The hidden costs of take-away food: Sham contracting and Foodora

Foodora is being sued by the Transport Workers Union (TWU) in a test case that will determine whether these food delivery gig workers are ‘sham contractors’ and are actually employees. 


Gig workers source their work using apps, and can use multiple apps to perform services such as food delivery. They are then engaged, ostensibly as independent contractors and paid per delivery, or in Foodora’s case, on an hourly rate. Gig workers are often paid considerably below the minimum wage and aren’t always offered the protection of an employer’s insurance policy and workers compensation.

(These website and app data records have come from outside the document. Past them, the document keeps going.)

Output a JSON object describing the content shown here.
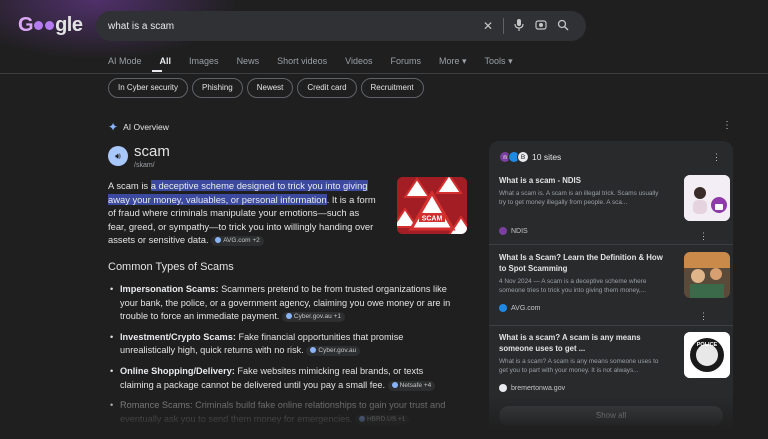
{
  "logo": {
    "text": "Google"
  },
  "search": {
    "query": "what is a scam"
  },
  "icons": [
    "close-icon",
    "mic-icon",
    "lens-icon",
    "search-icon"
  ],
  "tabs": [
    {
      "label": "AI Mode"
    },
    {
      "label": "All"
    },
    {
      "label": "Images"
    },
    {
      "label": "News"
    },
    {
      "label": "Short videos"
    },
    {
      "label": "Videos"
    },
    {
      "label": "Forums"
    },
    {
      "label": "More"
    },
    {
      "label": "Tools"
    }
  ],
  "chips": [
    "In Cyber security",
    "Phishing",
    "Newest",
    "Credit card",
    "Recruitment"
  ],
  "ai_overview": {
    "label": "AI Overview",
    "word": "scam",
    "phonetic": "/skam/",
    "definition_pre": "A scam is ",
    "definition_highlight": "a deceptive scheme designed to trick you into giving away your money, valuables, or personal information",
    "definition_post": ". It is a form of fraud where criminals manipulate your emotions—such as fear, greed, or sympathy—to trick you into willingly handing over assets or sensitive data.",
    "definition_source": "AVG.com +2",
    "image_text": "SCAM",
    "heading": "Common Types of Scams",
    "types": [
      {
        "title": "Impersonation Scams:",
        "text": " Scammers pretend to be from trusted organizations like your bank, the police, or a government agency, claiming you owe money or are in trouble to force an immediate payment.",
        "source": "Cyber.gov.au +1"
      },
      {
        "title": "Investment/Crypto Scams:",
        "text": " Fake financial opportunities that promise unrealistically high, quick returns with no risk.",
        "source": "Cyber.gov.au"
      },
      {
        "title": "Online Shopping/Delivery:",
        "text": " Fake websites mimicking real brands, or texts claiming a package cannot be delivered until you pay a small fee.",
        "source": "Netsafe +4"
      },
      {
        "title": "Romance Scams:",
        "text": " Criminals build fake online relationships to gain your trust and eventually ask you to send them money for emergencies.",
        "source": "HBRD.US +1"
      }
    ]
  },
  "sites_panel": {
    "count_label": "10 sites",
    "cards": [
      {
        "title": "What is a scam - NDIS",
        "snippet": "What a scam is. A scam is an illegal trick. Scams usually try to get money illegally from people. A sca...",
        "source": "NDIS"
      },
      {
        "title": "What Is a Scam? Learn the Definition & How to Spot Scamming",
        "snippet": "4 Nov 2024 — A scam is a deceptive scheme where someone tries to trick you into giving them money,...",
        "source": "AVG.com"
      },
      {
        "title": "What is a scam? A scam is any means someone uses to get ...",
        "snippet": "What is a scam? A scam is any means someone uses to get you to part with your money. It is not always...",
        "source": "bremertonwa.gov",
        "thumb_text": "POLICE"
      }
    ],
    "show_all": "Show all"
  },
  "colors": {
    "background": "#1f1f1f",
    "highlight": "#3b4a9e",
    "accent": "#8ab4f8"
  }
}
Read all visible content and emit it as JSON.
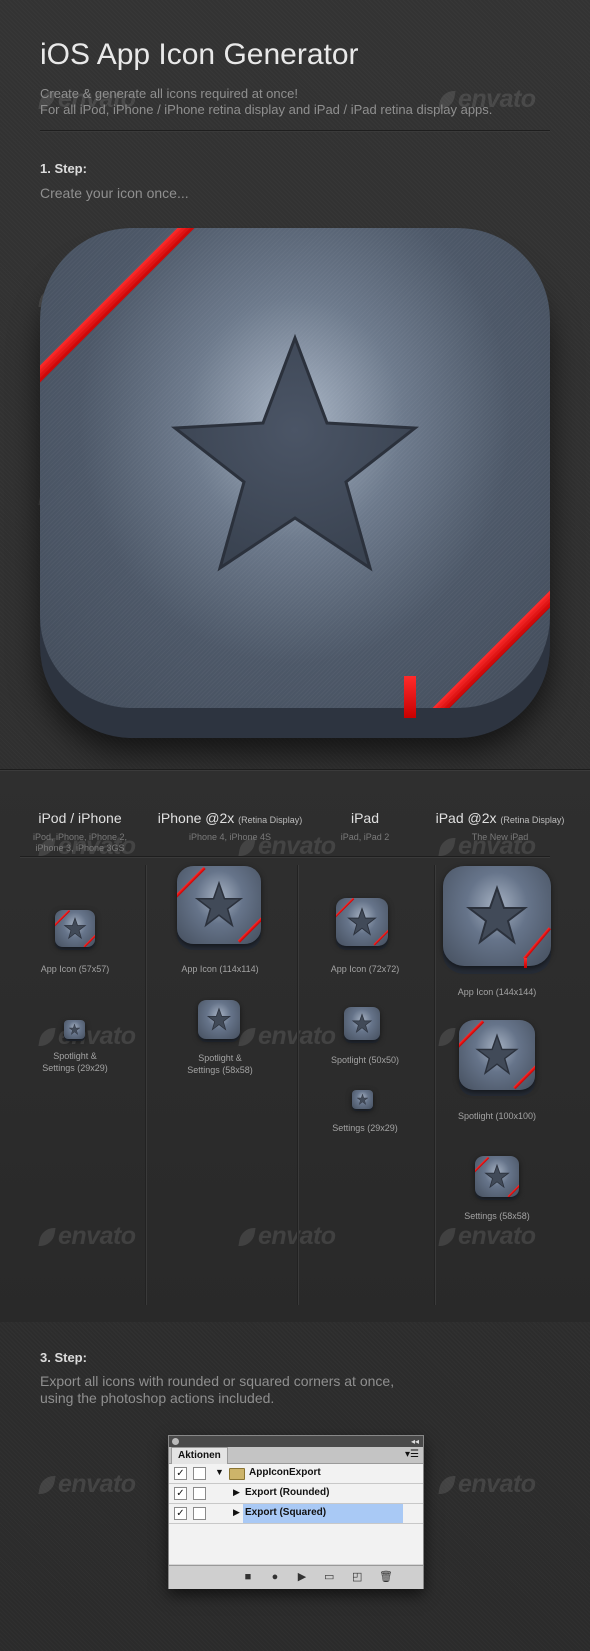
{
  "header": {
    "title": "iOS App Icon Generator",
    "subtitle_line1": "Create & generate all icons required at once!",
    "subtitle_line2": "For all iPod, iPhone / iPhone retina display and iPad / iPad retina display apps."
  },
  "step1": {
    "title": "1. Step:",
    "description": "Create your icon once..."
  },
  "watermark": "envato",
  "columns": [
    {
      "title": "iPod / iPhone",
      "note": "",
      "devices_line1": "iPod, iPhone, iPhone 2,",
      "devices_line2": "iPhone 3, iPhone 3GS"
    },
    {
      "title": "iPhone @2x",
      "note": "(Retina Display)",
      "devices_line1": "iPhone 4, iPhone 4S",
      "devices_line2": ""
    },
    {
      "title": "iPad",
      "note": "",
      "devices_line1": "iPad, iPad 2",
      "devices_line2": ""
    },
    {
      "title": "iPad @2x",
      "note": "(Retina Display)",
      "devices_line1": "The New iPad",
      "devices_line2": ""
    }
  ],
  "icon_labels": {
    "c1_app": "App Icon (57x57)",
    "c1_spot_1": "Spotlight &",
    "c1_spot_2": "Settings (29x29)",
    "c2_app": "App Icon (114x114)",
    "c2_spot_1": "Spotlight &",
    "c2_spot_2": "Settings (58x58)",
    "c3_app": "App Icon (72x72)",
    "c3_spot": "Spotlight (50x50)",
    "c3_set": "Settings (29x29)",
    "c4_app": "App Icon (144x144)",
    "c4_spot": "Spotlight (100x100)",
    "c4_set": "Settings (58x58)"
  },
  "step3": {
    "title": "3. Step:",
    "description_line1": "Export all icons with rounded or squared corners at once,",
    "description_line2": "using the photoshop actions included."
  },
  "actions_panel": {
    "tab": "Aktionen",
    "items": [
      {
        "label": "AppIconExport",
        "checked": true,
        "selected": false
      },
      {
        "label": "Export (Rounded)",
        "checked": true,
        "selected": false
      },
      {
        "label": "Export (Squared)",
        "checked": true,
        "selected": true
      }
    ],
    "colors": {
      "selected": "#a9c9f5"
    }
  }
}
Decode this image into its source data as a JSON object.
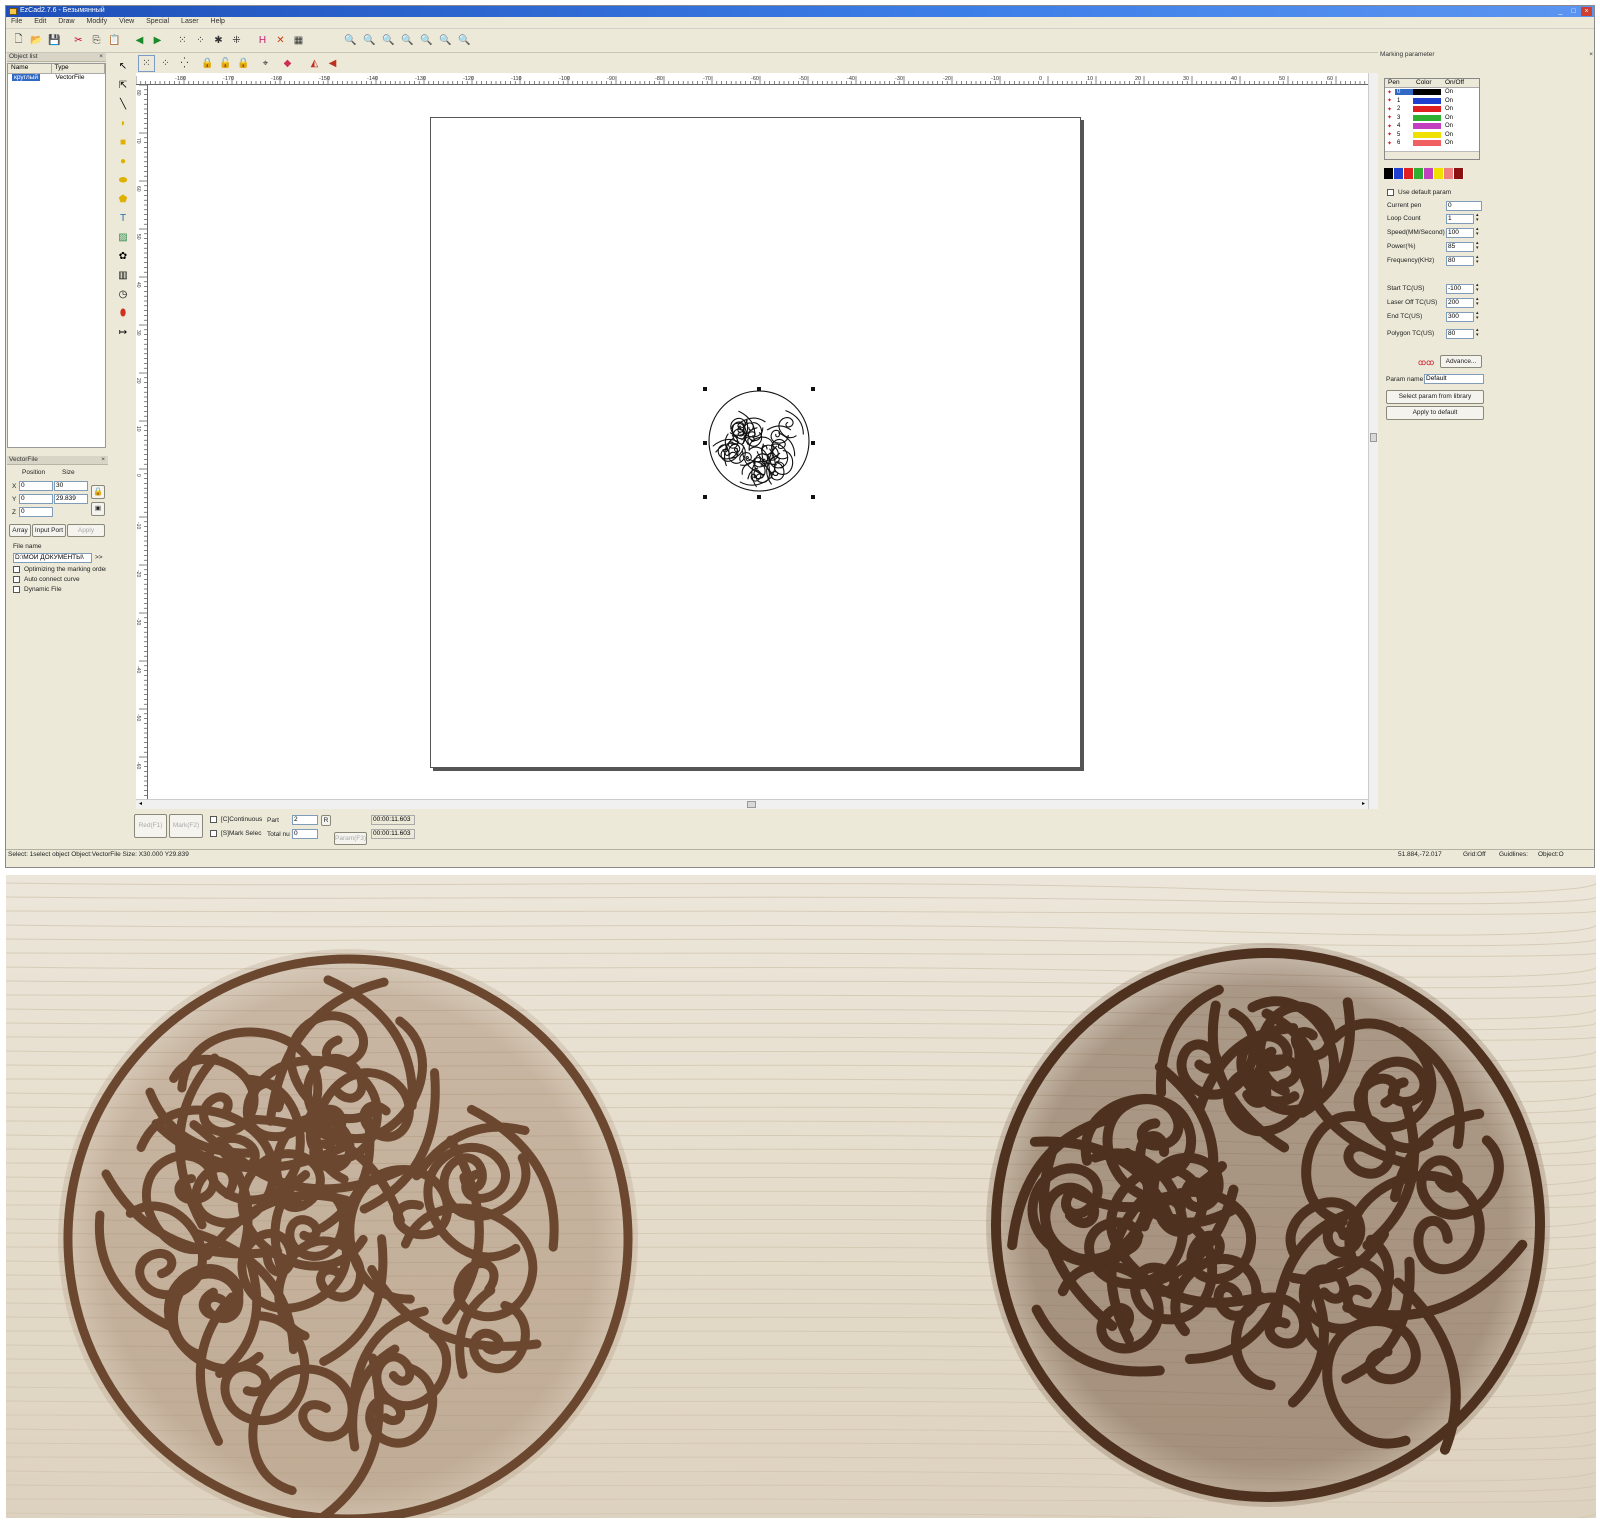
{
  "window": {
    "title": "EzCad2.7.6 - Безымянный",
    "controls": [
      "_",
      "□",
      "×"
    ]
  },
  "menu": [
    "File",
    "Edit",
    "Draw",
    "Modify",
    "View",
    "Special",
    "Laser",
    "Help"
  ],
  "object_list": {
    "title": "Object list",
    "columns": [
      "Name",
      "Type"
    ],
    "rows": [
      {
        "name": "круглый",
        "type": "VectorFile"
      }
    ]
  },
  "vector_panel": {
    "title": "VectorFile",
    "position_label": "Position",
    "size_label": "Size",
    "x_label": "X",
    "y_label": "Y",
    "z_label": "Z",
    "x_pos": "0",
    "y_pos": "0",
    "z_pos": "0",
    "x_size": "30",
    "y_size": "29.839",
    "array_button": "Array",
    "input_port_button": "Input Port",
    "apply_button": "Apply",
    "file_name_label": "File name",
    "file_name_value": "D:\\МОИ ДОКУМЕНТЫ\\",
    "browse_button": ">>",
    "opt_order": "Optimizing the marking order",
    "opt_auto": "Auto connect curve",
    "opt_dynamic": "Dynamic File"
  },
  "bottom": {
    "red_button": "Red(F1)",
    "mark_button": "Mark(F2)",
    "continuous_label": "[C]Continuous",
    "mark_select_label": "[S]Mark Selec",
    "part_label": "Part",
    "part_value": "2",
    "total_label": "Total nu",
    "total_value": "0",
    "r_button": "R",
    "param_button": "Param(F3)",
    "time1": "00:00:11.603",
    "time2": "00:00:11.603"
  },
  "status": {
    "left": "Select: 1select object Object:VectorFile Size: X30.000 Y29.839",
    "coords": "51.884,-72.017",
    "grid": "Grid:Off",
    "guidlines": "Guidlines:",
    "object": "Object:O"
  },
  "marking": {
    "title": "Marking parameter",
    "pen_cols": [
      "Pen",
      "Color",
      "On/Off"
    ],
    "pens": [
      {
        "id": "0",
        "color": "#000000",
        "state": "On"
      },
      {
        "id": "1",
        "color": "#1f3fcf",
        "state": "On"
      },
      {
        "id": "2",
        "color": "#e02020",
        "state": "On"
      },
      {
        "id": "3",
        "color": "#30b030",
        "state": "On"
      },
      {
        "id": "4",
        "color": "#c040c0",
        "state": "On"
      },
      {
        "id": "5",
        "color": "#f0e000",
        "state": "On"
      },
      {
        "id": "6",
        "color": "#f06060",
        "state": "On"
      }
    ],
    "swatches": [
      "#000000",
      "#1f3fcf",
      "#e02020",
      "#30b030",
      "#c040c0",
      "#f0e000",
      "#f08080",
      "#8b1010"
    ],
    "use_default": "Use default param",
    "params": [
      {
        "label": "Current pen",
        "value": "0"
      },
      {
        "label": "Loop Count",
        "value": "1"
      },
      {
        "label": "Speed(MM/Second)",
        "value": "100"
      },
      {
        "label": "Power(%)",
        "value": "85"
      },
      {
        "label": "Frequency(KHz)",
        "value": "80"
      },
      {
        "label": "Start TC(US)",
        "value": "-100"
      },
      {
        "label": "Laser Off TC(US)",
        "value": "200"
      },
      {
        "label": "End TC(US)",
        "value": "300"
      },
      {
        "label": "Polygon TC(US)",
        "value": "80"
      }
    ],
    "advance_button": "Advance...",
    "param_name_label": "Param name",
    "param_name_value": "Default",
    "select_lib_button": "Select param from library",
    "apply_default_button": "Apply to default"
  },
  "ruler_h": [
    "-180",
    "-170",
    "-160",
    "-150",
    "-140",
    "-130",
    "-120",
    "-110",
    "-100",
    "-90",
    "-80",
    "-70",
    "-60",
    "-50",
    "-40",
    "-30",
    "-20",
    "-10",
    "0",
    "10",
    "20",
    "30",
    "40",
    "50",
    "60",
    "70",
    "80",
    "90",
    "100",
    "110",
    "120",
    "130",
    "140",
    "150",
    "160",
    "170",
    "180"
  ],
  "ruler_v": [
    "80",
    "70",
    "60",
    "50",
    "40",
    "30",
    "20",
    "10",
    "0",
    "-10",
    "-20",
    "-30",
    "-40",
    "-50",
    "-60",
    "-70",
    "-80",
    "-90",
    "-100",
    "-110"
  ],
  "colors": {
    "selection": "#316ac5",
    "wood": "#e6ddcc",
    "engrave": "#6b4730"
  }
}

The former Ombudsman Natalie James says sham contracting is a top priority, not just because of the negative impact on workers, but because businesses that use this model have an unfair competitive advantage in the market.

On 17 August 2018 Foodora entered into voluntary administration.

If the TWU is successful in making out their case that Foodora is engaging its workers as sham contractors, these gig workers will be classified as employees. These employees should then be back-paid for their underpaid wages and superannuation, and will be entitled to things like annual leave and sick leave. It is unclear whether Foodora would have the funds to pay these workers compensation or penalties.

The TWU has called for the government to set up a fund to compensate riders for stolen wages.

Tony Sheldon says: 

"This is a company with revenues of over $500 million. It cannot be allowed to exit Australia and leave our community ripped off."

Redfern Legal Centre often sees clients who suspect they are being paid under ‘sham’ arrangements. We welcome strategic litigation action being taken to improve the working conditions for gig workers.